Source information section start

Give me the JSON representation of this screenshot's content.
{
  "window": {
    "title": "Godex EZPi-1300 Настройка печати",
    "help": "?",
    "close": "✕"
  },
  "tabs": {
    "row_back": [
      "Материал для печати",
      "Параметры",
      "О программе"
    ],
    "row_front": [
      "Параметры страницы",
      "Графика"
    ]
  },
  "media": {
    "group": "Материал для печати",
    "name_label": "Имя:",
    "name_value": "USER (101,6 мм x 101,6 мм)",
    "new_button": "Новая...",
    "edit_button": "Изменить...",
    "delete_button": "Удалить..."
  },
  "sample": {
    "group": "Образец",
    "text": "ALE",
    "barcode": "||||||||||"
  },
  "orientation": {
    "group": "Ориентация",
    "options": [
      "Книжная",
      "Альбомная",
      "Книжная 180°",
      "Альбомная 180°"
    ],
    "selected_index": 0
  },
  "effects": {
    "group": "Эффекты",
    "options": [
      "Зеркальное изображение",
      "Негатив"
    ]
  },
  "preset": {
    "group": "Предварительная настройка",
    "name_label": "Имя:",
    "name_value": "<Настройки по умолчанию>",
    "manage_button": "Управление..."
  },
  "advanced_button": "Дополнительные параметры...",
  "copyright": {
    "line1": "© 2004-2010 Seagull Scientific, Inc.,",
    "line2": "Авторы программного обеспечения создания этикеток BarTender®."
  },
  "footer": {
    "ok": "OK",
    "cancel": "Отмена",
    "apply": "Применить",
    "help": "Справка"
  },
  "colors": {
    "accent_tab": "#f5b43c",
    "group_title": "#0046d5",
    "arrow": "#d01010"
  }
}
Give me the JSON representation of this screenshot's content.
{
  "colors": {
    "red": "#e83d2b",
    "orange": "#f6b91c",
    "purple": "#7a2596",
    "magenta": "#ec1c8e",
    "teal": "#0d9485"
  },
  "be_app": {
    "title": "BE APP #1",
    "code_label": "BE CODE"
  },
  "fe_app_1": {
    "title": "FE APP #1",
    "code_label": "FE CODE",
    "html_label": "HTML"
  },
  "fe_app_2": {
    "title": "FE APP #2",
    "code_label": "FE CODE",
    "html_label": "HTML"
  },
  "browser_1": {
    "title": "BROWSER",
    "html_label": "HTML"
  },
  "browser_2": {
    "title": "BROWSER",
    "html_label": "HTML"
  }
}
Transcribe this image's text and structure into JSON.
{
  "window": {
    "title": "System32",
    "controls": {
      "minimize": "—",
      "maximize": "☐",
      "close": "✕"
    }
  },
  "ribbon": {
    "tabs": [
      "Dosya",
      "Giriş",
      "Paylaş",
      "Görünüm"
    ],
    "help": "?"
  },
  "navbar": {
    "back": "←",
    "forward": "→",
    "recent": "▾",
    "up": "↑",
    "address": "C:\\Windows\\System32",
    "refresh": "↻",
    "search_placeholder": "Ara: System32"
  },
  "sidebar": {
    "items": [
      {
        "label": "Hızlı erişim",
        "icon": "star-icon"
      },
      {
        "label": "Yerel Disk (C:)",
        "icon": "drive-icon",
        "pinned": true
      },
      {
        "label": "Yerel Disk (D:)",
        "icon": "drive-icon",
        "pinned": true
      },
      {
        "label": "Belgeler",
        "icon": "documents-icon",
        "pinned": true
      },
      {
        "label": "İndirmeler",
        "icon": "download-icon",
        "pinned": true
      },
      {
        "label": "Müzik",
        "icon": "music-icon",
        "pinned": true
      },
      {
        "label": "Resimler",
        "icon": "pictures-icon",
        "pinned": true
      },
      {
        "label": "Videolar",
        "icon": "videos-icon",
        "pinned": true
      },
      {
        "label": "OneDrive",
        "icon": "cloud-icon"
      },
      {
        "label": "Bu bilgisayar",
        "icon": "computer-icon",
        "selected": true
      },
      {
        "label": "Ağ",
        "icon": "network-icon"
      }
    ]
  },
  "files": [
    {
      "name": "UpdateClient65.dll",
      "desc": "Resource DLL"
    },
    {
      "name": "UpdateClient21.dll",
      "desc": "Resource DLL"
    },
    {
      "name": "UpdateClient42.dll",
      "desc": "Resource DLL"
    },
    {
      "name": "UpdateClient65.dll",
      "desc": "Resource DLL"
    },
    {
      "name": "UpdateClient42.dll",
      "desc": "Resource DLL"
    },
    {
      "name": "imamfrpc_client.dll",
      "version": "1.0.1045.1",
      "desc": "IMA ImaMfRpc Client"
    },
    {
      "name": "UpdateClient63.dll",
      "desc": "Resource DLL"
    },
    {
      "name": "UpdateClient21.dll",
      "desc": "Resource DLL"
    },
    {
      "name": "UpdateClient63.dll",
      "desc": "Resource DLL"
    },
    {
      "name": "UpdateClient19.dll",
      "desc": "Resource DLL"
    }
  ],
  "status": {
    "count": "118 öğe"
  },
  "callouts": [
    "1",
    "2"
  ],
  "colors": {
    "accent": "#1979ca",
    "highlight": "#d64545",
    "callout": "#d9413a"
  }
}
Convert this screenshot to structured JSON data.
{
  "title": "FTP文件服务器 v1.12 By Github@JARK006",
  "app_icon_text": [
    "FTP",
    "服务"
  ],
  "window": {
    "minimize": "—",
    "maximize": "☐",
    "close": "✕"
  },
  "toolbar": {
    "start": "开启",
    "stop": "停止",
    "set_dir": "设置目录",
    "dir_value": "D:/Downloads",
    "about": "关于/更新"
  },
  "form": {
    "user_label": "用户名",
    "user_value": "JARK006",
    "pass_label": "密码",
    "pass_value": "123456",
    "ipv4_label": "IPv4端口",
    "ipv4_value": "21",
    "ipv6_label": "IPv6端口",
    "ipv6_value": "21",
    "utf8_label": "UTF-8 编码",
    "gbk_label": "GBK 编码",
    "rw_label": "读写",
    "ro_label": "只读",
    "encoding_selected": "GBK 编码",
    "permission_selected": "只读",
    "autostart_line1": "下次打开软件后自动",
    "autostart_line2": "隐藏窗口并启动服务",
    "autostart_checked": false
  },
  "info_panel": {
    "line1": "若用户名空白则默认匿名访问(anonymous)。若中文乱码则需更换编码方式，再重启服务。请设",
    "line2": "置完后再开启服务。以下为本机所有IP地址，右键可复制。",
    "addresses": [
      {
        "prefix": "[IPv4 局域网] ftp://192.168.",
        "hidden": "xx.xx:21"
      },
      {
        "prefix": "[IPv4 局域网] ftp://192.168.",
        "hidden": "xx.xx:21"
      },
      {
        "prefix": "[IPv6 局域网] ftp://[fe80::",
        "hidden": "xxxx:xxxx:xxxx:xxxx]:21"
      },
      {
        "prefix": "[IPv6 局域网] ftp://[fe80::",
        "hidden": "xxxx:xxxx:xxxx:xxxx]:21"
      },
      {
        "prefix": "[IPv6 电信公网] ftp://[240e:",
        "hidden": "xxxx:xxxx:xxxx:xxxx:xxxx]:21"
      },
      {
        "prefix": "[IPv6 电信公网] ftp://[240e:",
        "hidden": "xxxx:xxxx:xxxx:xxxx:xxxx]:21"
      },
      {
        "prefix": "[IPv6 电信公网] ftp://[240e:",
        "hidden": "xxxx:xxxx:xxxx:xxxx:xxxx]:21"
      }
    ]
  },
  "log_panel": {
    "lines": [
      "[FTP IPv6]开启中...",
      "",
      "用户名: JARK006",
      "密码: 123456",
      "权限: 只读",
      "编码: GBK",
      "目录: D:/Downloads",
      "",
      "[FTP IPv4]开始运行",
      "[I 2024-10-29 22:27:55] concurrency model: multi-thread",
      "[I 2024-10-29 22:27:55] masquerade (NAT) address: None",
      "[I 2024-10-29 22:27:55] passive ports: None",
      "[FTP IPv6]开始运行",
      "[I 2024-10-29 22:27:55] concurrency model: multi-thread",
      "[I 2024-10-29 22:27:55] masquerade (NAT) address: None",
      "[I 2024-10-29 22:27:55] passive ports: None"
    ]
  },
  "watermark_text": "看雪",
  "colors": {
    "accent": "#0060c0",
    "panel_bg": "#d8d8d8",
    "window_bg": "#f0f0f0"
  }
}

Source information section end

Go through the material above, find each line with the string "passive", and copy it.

      "[I 2024-10-29 22:27:55] passive ports: None",
      "[I 2024-10-29 22:27:55] passive ports: None"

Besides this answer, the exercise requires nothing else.